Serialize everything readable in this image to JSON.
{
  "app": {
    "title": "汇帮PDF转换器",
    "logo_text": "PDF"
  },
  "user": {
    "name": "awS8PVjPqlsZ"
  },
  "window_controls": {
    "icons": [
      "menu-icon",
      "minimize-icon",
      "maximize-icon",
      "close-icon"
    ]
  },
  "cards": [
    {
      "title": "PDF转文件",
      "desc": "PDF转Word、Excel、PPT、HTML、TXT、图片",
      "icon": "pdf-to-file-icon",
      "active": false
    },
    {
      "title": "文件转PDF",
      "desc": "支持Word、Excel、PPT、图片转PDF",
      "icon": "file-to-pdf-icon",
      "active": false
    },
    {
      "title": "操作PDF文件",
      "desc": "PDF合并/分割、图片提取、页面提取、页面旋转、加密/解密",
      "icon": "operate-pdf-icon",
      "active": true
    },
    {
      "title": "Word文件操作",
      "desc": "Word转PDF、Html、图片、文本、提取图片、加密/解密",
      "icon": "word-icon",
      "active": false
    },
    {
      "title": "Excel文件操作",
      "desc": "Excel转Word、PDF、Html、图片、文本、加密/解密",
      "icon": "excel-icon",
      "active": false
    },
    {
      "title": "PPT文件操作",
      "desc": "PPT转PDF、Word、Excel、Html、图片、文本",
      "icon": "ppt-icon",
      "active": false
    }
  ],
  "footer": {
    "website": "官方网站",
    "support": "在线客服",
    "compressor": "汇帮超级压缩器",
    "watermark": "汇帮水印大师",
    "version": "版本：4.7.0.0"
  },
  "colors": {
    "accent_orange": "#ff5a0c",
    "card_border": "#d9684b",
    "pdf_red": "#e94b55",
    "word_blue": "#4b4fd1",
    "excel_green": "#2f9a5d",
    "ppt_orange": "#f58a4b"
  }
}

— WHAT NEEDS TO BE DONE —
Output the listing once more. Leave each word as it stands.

— SOLUTION TO THIS EXERCISE —
Serialize everything readable in this image to JSON.
{
  "app": {
    "title": "汇帮PDF转换器",
    "logo_text": "PDF"
  },
  "user": {
    "name": "awS8PVjPqlsZ"
  },
  "window_controls": {
    "icons": [
      "menu-icon",
      "minimize-icon",
      "maximize-icon",
      "close-icon"
    ]
  },
  "cards": [
    {
      "title": "PDF转文件",
      "desc": "PDF转Word、Excel、PPT、HTML、TXT、图片",
      "icon": "pdf-to-file-icon",
      "active": false
    },
    {
      "title": "文件转PDF",
      "desc": "支持Word、Excel、PPT、图片转PDF",
      "icon": "file-to-pdf-icon",
      "active": false
    },
    {
      "title": "操作PDF文件",
      "desc": "PDF合并/分割、图片提取、页面提取、页面旋转、加密/解密",
      "icon": "operate-pdf-icon",
      "active": true
    },
    {
      "title": "Word文件操作",
      "desc": "Word转PDF、Html、图片、文本、提取图片、加密/解密",
      "icon": "word-icon",
      "active": false
    },
    {
      "title": "Excel文件操作",
      "desc": "Excel转Word、PDF、Html、图片、文本、加密/解密",
      "icon": "excel-icon",
      "active": false
    },
    {
      "title": "PPT文件操作",
      "desc": "PPT转PDF、Word、Excel、Html、图片、文本",
      "icon": "ppt-icon",
      "active": false
    }
  ],
  "footer": {
    "website": "官方网站",
    "support": "在线客服",
    "compressor": "汇帮超级压缩器",
    "watermark": "汇帮水印大师",
    "version": "版本：4.7.0.0"
  },
  "colors": {
    "accent_orange": "#ff5a0c",
    "card_border": "#d9684b",
    "pdf_red": "#e94b55",
    "word_blue": "#4b4fd1",
    "excel_green": "#2f9a5d",
    "ppt_orange": "#f58a4b"
  }
}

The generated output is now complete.